SUPPLIED MATERIAL section start
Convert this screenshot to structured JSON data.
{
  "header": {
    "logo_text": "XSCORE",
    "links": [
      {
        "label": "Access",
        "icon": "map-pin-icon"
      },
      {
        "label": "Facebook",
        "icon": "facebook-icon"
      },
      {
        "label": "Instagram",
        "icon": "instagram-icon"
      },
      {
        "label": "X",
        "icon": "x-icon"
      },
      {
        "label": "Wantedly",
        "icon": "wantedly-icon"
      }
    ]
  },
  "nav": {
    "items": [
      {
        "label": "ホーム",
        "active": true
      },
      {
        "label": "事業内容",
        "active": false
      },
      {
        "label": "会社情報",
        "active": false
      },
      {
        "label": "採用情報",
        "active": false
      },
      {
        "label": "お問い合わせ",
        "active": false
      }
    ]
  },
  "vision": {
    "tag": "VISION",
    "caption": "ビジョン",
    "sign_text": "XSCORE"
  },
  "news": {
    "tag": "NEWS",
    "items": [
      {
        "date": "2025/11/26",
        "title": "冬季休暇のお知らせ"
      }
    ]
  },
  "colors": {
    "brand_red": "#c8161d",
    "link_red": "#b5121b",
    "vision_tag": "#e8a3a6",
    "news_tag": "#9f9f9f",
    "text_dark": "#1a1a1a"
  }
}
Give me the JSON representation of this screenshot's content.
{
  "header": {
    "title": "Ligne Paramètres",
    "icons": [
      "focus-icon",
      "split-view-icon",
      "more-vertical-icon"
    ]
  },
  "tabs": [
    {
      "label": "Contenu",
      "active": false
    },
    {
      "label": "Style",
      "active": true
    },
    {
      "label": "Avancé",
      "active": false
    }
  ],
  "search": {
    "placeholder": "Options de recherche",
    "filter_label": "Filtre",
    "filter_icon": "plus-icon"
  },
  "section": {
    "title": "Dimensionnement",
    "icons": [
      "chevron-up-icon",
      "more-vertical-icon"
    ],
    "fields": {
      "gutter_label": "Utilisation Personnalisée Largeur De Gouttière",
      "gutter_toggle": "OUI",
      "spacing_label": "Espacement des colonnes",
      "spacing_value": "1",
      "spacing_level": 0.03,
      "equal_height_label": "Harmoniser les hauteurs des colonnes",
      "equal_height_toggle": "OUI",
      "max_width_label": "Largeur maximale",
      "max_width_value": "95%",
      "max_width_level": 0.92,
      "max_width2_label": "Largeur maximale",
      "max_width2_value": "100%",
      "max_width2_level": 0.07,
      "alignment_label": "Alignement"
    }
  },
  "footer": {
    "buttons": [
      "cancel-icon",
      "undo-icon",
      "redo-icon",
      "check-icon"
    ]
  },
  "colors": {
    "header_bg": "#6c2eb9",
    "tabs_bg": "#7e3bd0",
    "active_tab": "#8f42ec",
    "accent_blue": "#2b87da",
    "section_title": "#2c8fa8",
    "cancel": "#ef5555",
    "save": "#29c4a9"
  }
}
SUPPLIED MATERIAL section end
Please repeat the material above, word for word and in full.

YOUR SOLUTION |
Convert this screenshot to structured JSON data.
{
  "header": {
    "logo_text": "XSCORE",
    "links": [
      {
        "label": "Access",
        "icon": "map-pin-icon"
      },
      {
        "label": "Facebook",
        "icon": "facebook-icon"
      },
      {
        "label": "Instagram",
        "icon": "instagram-icon"
      },
      {
        "label": "X",
        "icon": "x-icon"
      },
      {
        "label": "Wantedly",
        "icon": "wantedly-icon"
      }
    ]
  },
  "nav": {
    "items": [
      {
        "label": "ホーム",
        "active": true
      },
      {
        "label": "事業内容",
        "active": false
      },
      {
        "label": "会社情報",
        "active": false
      },
      {
        "label": "採用情報",
        "active": false
      },
      {
        "label": "お問い合わせ",
        "active": false
      }
    ]
  },
  "vision": {
    "tag": "VISION",
    "caption": "ビジョン",
    "sign_text": "XSCORE"
  },
  "news": {
    "tag": "NEWS",
    "items": [
      {
        "date": "2025/11/26",
        "title": "冬季休暇のお知らせ"
      }
    ]
  },
  "colors": {
    "brand_red": "#c8161d",
    "link_red": "#b5121b",
    "vision_tag": "#e8a3a6",
    "news_tag": "#9f9f9f",
    "text_dark": "#1a1a1a"
  }
}
Give me the JSON representation of this screenshot's content.
{
  "header": {
    "title": "Ligne Paramètres",
    "icons": [
      "focus-icon",
      "split-view-icon",
      "more-vertical-icon"
    ]
  },
  "tabs": [
    {
      "label": "Contenu",
      "active": false
    },
    {
      "label": "Style",
      "active": true
    },
    {
      "label": "Avancé",
      "active": false
    }
  ],
  "search": {
    "placeholder": "Options de recherche",
    "filter_label": "Filtre",
    "filter_icon": "plus-icon"
  },
  "section": {
    "title": "Dimensionnement",
    "icons": [
      "chevron-up-icon",
      "more-vertical-icon"
    ],
    "fields": {
      "gutter_label": "Utilisation Personnalisée Largeur De Gouttière",
      "gutter_toggle": "OUI",
      "spacing_label": "Espacement des colonnes",
      "spacing_value": "1",
      "spacing_level": 0.03,
      "equal_height_label": "Harmoniser les hauteurs des colonnes",
      "equal_height_toggle": "OUI",
      "max_width_label": "Largeur maximale",
      "max_width_value": "95%",
      "max_width_level": 0.92,
      "max_width2_label": "Largeur maximale",
      "max_width2_value": "100%",
      "max_width2_level": 0.07,
      "alignment_label": "Alignement"
    }
  },
  "footer": {
    "buttons": [
      "cancel-icon",
      "undo-icon",
      "redo-icon",
      "check-icon"
    ]
  },
  "colors": {
    "header_bg": "#6c2eb9",
    "tabs_bg": "#7e3bd0",
    "active_tab": "#8f42ec",
    "accent_blue": "#2b87da",
    "section_title": "#2c8fa8",
    "cancel": "#ef5555",
    "save": "#29c4a9"
  }
}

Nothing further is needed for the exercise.